Michele Hauf, Beautiful Creatures, paranormal, romance, demons, witches, werewolves, familiars, soul bringers, vampires
Lena Duchannes is unlike anyone the small Southern town of Gatlin has ever seen, and she's struggling to conceal her power, and a curse that has haunted her family for generations. But even within the overgrown gardens, murky swamps and crumbling graveyards of the forgotten South, a secret cannot stay hidden forever.
Ethan Wate, who has been counting the months until he can escape from Gatlin, is haunted by dreams of a beautiful girl he has never met. When Lena moves into the town's oldest and most infamous plantation, Ethan is inexplicably drawn to her and determined to uncover the connection between them.
In a town with no surprises, one secret could change everything
I been meaning to read this book for a while now, but never got it until now. Overall I really enjoyed this book, I liked that it is a bit darker than most YA book. It is very compelling and keeps you clued to the book from page one. The world and building was very well written, both the present and the flashback episodes that occur in the book. Though, sometime it was a bit confusing going back and forth at least the first few chapters. I enjoyed both Ethan and Lena characters, that were well build and rather likeable. I liked how the friendship formed and how that he stuck up for her and being there for her when no one else was. There were lots of twists in the story, which I enjoyed a lot. But also on the other hand there was a lot going on in this book and sometimes even a bit too much. But yet not overwhelming. Overall, I really liked the book and looking forward to getting to the next book. I rate it 4★
Some of my favorite quotes
“I'm just the librarian. I can only give you the books. I can't give you the answers.”
“What is the opposite of two? A lonely me and a lonely you.”
“Are you insinuatin' that my daughter is a liar?" "Oh, no, not at all. I'm saying your daughter is a liar. Surely you can appreciate the difference.
Retriever Bron Everhart had no idea that his easy “find and seize” mission would be complicated by his need to protect Kizzy Lewis who has just became a target for any other who desires the purgatory heart in this exciting paranormal romance. The Beautiful Creatures world always fascinates for me because Michele Hauf has her own creative flair that she imbues into her characters and the stories are full of intriguing creatures that I can’t get enough of. Bron and Kizzy’s story is quite different with some disturbing events that really adds a bit of a dramatic bent to the story that I sure didn’t see coming but it’s what the story calls far so it’s all good.
See my full review at:
I don't know what your next favorite YA series may be, but it stands to reason that it could be written by a woman. I'm not saying that it will be, but the "Big 3" of YA are all written by women (and are featured in this post). We definitely can't be ruled out or sidelined anymore in this area. That being said, there are some great series out there, here are some contenders:
That I've read:
Heard good things about:
Problematic - this is a blog about feminism in books, so while these are huge, they do present some problems in this department that need addressing
Twilight - Stephanie Meyer - it's been said, at length, that this series presents problems in the abusive relationship department.
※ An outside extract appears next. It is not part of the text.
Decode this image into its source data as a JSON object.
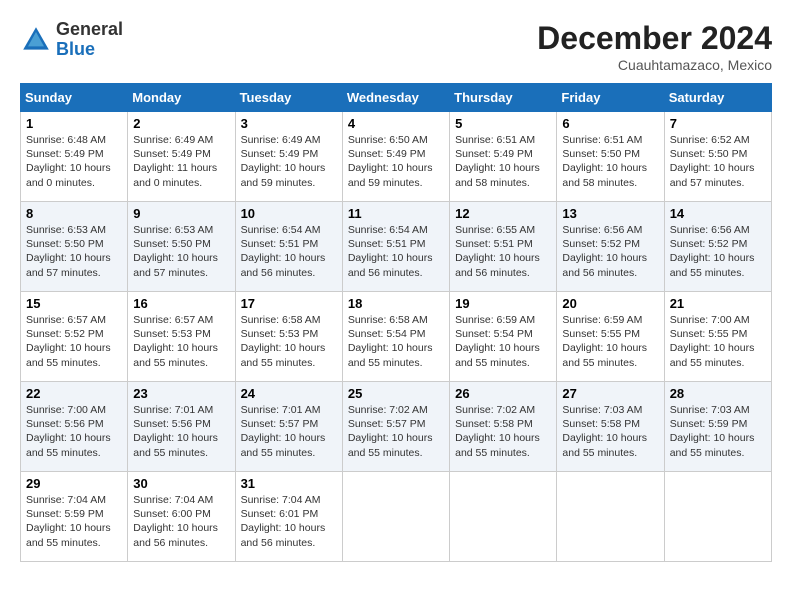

The main love interest is controlling and that is definitely a problem. What makes the problem worse is the HUGE following that came after this series that made everyone sound like they want to be in an abusive relationship such as this. No hitting takes places, but there is a lot of controlling behaviors that no one should tolerate. I get that Edward wasn't a bad guy, but he was a bad boyfriend. Bella wasn't exactly a role model either. At the same time she wasn't much worse than Matt Donovan in the next series I'm going to talk about. It's hard to be the only human among supernaturals, I'm sure, but she never once got to make a decision that he didn't have to approve and she was always usurped when he didn't approve.
The Vampire Diaries - LJ Smith - just skip the books and binge watch the CW series on Netflix. The show is one of my favorites and cleans up a lot of the problems in the books. Elena is very similar to Bella in her passionate love for her love interest. It made me gag a lot. Her friends are easily duped into doing whatever vapid thing she is interested in. Okay, so that sounds harsh and I'm not trying to shame the characters. The problem is that they were hollow characters. What should have been intersections in their problems never seemed to bother them, so we mostly gloss over the fact that Elena is an orphan in the books. The show makes up for this by allowing her to be melancholy and react to this life-changing event as if her life has changed. I've said before that maybe it's my own problem for having watched the show first. The characters in the show have depth and complexity. No one is a perpetual damsel in distress or rescuer. Even the villains are layered. These books features lots of characters and it would be great if they didn't fit so well into those old, worn stereotypes. Also, the show may still be on television, but the books are from the 1990's. I don't remember if these stereotypes had quite hit trope level, but it's just a pass. Don't even bother, not in this day and age. You'll just be disappointed.